Material for the task START

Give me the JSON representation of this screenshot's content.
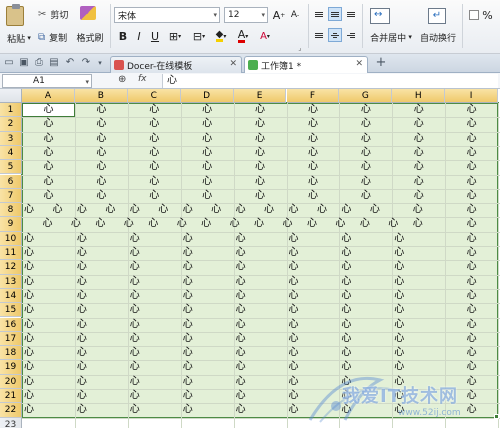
{
  "ribbon": {
    "paste_label": "粘贴",
    "cut_label": "剪切",
    "copy_label": "复制",
    "format_painter_label": "格式刷",
    "font_name": "宋体",
    "font_size": "12",
    "merge_center_label": "合并居中",
    "wrap_text_label": "自动换行",
    "percent_symbol": "%",
    "grow_font": "A",
    "shrink_font": "A",
    "bold": "B",
    "italic": "I",
    "underline": "U",
    "font_color_glyph": "A"
  },
  "tabs": [
    {
      "label": "Docer-在线模板",
      "icon": "docer-icon",
      "icon_color": "#d9534f",
      "active": false
    },
    {
      "label": "工作簿1 *",
      "icon": "spreadsheet-icon",
      "icon_color": "#4caf50",
      "active": true
    }
  ],
  "tab_new": "+",
  "formula_bar": {
    "name_box": "A1",
    "fx_label": "fx",
    "value": "心"
  },
  "sheet": {
    "columns": [
      "A",
      "B",
      "C",
      "D",
      "E",
      "F",
      "G",
      "H",
      "I"
    ],
    "rows": [
      "1",
      "2",
      "3",
      "4",
      "5",
      "6",
      "7",
      "8",
      "9",
      "10",
      "11",
      "12",
      "13",
      "14",
      "15",
      "16",
      "17",
      "18",
      "19",
      "20",
      "21",
      "22",
      "23"
    ],
    "cell_text": "心",
    "selection_fill": "#e3f0d7",
    "selection_border": "#4d8b45"
  },
  "watermark": {
    "text": "我爱IT技术网",
    "url": "www.52ij.com"
  }
}
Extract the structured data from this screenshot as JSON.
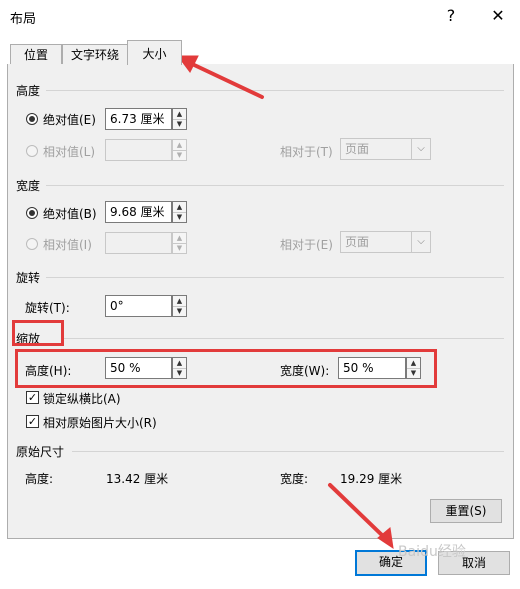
{
  "window": {
    "title": "布局",
    "help": "?",
    "close": "✕"
  },
  "tabs": [
    "位置",
    "文字环绕",
    "大小"
  ],
  "height": {
    "header": "高度",
    "absolute_label": "绝对值(E)",
    "absolute_value": "6.73 厘米",
    "relative_label": "相对值(L)",
    "relative_to_label": "相对于(T)",
    "relative_to_value": "页面"
  },
  "width": {
    "header": "宽度",
    "absolute_label": "绝对值(B)",
    "absolute_value": "9.68 厘米",
    "relative_label": "相对值(I)",
    "relative_to_label": "相对于(E)",
    "relative_to_value": "页面"
  },
  "rotation": {
    "header": "旋转",
    "label": "旋转(T):",
    "value": "0°"
  },
  "scale": {
    "header": "缩放",
    "height_label": "高度(H):",
    "height_value": "50 %",
    "width_label": "宽度(W):",
    "width_value": "50 %",
    "lock_ratio_label": "锁定纵横比(A)",
    "lock_ratio_checked": true,
    "relative_original_label": "相对原始图片大小(R)",
    "relative_original_checked": true
  },
  "original": {
    "header": "原始尺寸",
    "height_label": "高度:",
    "height_value": "13.42 厘米",
    "width_label": "宽度:",
    "width_value": "19.29 厘米"
  },
  "buttons": {
    "reset": "重置(S)",
    "ok": "确定",
    "cancel": "取消"
  },
  "icons": {
    "spin_up": "▲",
    "spin_down": "▼",
    "dropdown": "⌵",
    "check": "✓"
  },
  "watermark": "Baidu经验",
  "colors": {
    "highlight": "#e23b3b",
    "default_button_border": "#0078d7"
  }
}
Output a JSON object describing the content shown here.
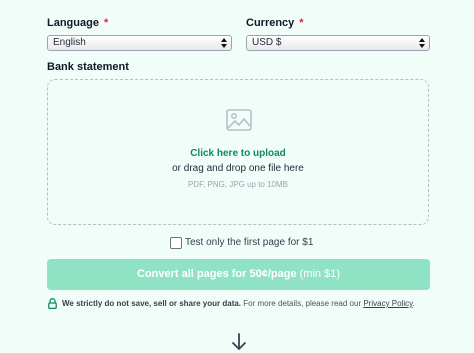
{
  "form": {
    "language": {
      "label": "Language",
      "required_mark": "*",
      "selected": "English"
    },
    "currency": {
      "label": "Currency",
      "required_mark": "*",
      "selected": "USD $"
    },
    "bank_statement": {
      "label": "Bank statement"
    }
  },
  "upload": {
    "icon": "image-icon",
    "click_text": "Click here to upload",
    "drag_text": "or drag and drop one file here",
    "formats_text": "PDF, PNG, JPG up to 10MB"
  },
  "test_option": {
    "label": "Test only the first page for $1",
    "checked": false
  },
  "convert_button": {
    "main": "Convert all pages for 50¢/page",
    "min": "(min $1)"
  },
  "privacy": {
    "icon": "lock-icon",
    "strong": "We strictly do not save, sell or share your data.",
    "text": "For more details, please read our",
    "link": "Privacy Policy",
    "end": "."
  },
  "scroll_hint": {
    "icon": "arrow-down-icon"
  },
  "colors": {
    "brand_green": "#0e8a5f",
    "button_bg": "#90e2c5",
    "required": "#e11d48",
    "background": "#f0fdf8"
  }
}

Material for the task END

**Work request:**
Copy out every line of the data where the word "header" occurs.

**Written answer:**
    "header": "高度",
    "header": "宽度",
    "header": "旋转",
    "header": "缩放",
    "header": "原始尺寸",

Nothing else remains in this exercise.